An uncovered call is an options trading strategy in which the trader does not hold a long position in the underlying asset, but only writes (sells) call options on that asset. The strategy is considered "uncovered" because the trader does not own the underlying asset that is being written (sold) as an option.
Both covered and uncovered call options are bullish strategies, meaning they are used when the trader expects the price of the underlying asset to rise. Is selling naked puts a good strategy? The answer to this question depends on your investment goals and objectives. If you are looking to generate income, then selling naked puts may be a good strategy for you. However, if you are looking to speculate on the direction of the market or to hedge against a potential decline in the value of your portfolio, then selling naked puts may not be the best strategy.
When you sell a naked put, you are selling the right, but not the obligation, to sell a stock at a specified price (the strike price) on or before a specified date (the expiration date). If the stock price falls below the strike price at expiration, then you will be assigned and will be required to sell the stock at the strike price. Because you are selling the right to sell the stock at the strike price, you will receive a premium from the buyer of the option. The premium is the price of the option contract.
If the stock price remains above the strike price at expiration, then you will keep the premium and the option will expire worthless. So, in order to profit from selling naked puts, you need the stock price to fall below the strike price at expiration.
There are a couple of things to keep in mind when selling naked puts. First, because you are selling the right to sell the stock at the strike price, you are exposed to the risk of the stock price falling below the strike price and being assigned.
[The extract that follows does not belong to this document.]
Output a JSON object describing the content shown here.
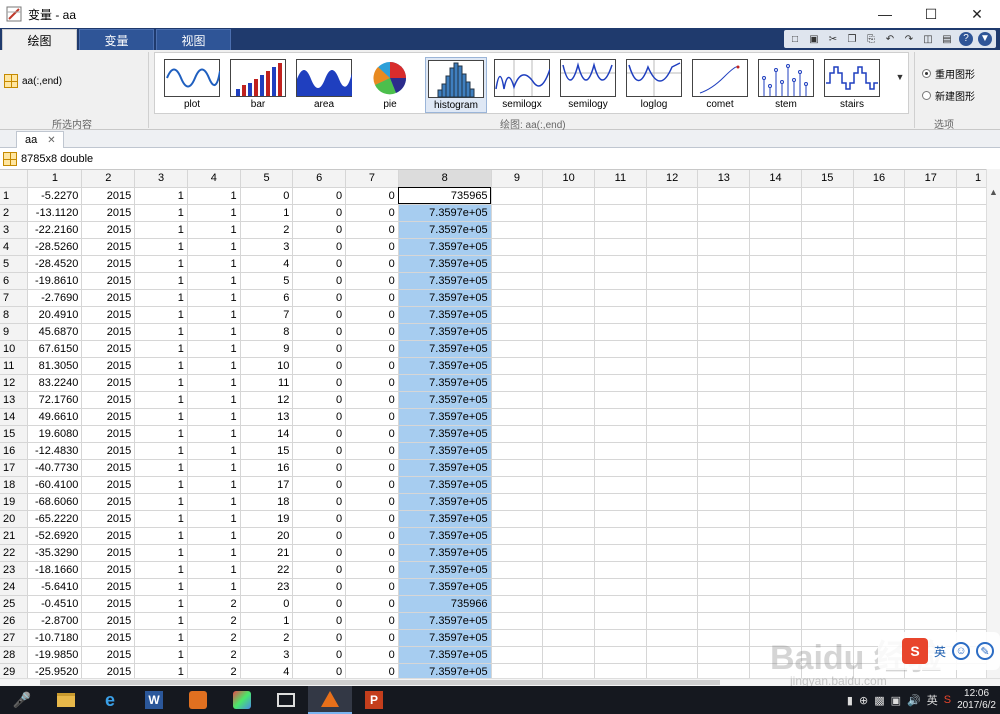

If the stock price falls sharply, you could be assigned on a large number of contracts and be forced to buy a lot of stock at a price that is below the current market price. This could result in a substantial loss.
Second, when you sell a naked put, you are essentially buying the stock at the strike price. So, if the stock price declines sharply after you sell the put, you may not be able to buy the stock at the strike price and may have to buy it at a higher price in the open market. Why use a covered call strategy? The covered call is a popular options trading strategy that enables a trader to earn income from an underlying security that they are bullish on, while at the same time reducing their downside risk. The strategy involves buying the underlying security and then selling a call option on it.
The trader will sell the call option at a strike price that is above the current market price of the underlying security, and will hope that the security does not rise above this strike price before the option expires. If the security does not rise above the strike price, the trader will keep the premium from the sale of the call option as well as the profits from the underlying security.
If the security does rise above the strike price, the trader will still make a profit from the underlying security, but will have to give up the premium from the sale of the call option. The covered call is a good strategy for traders who are bullish on a security but who do not want to risk losing their entire investment if the security's price does not rise.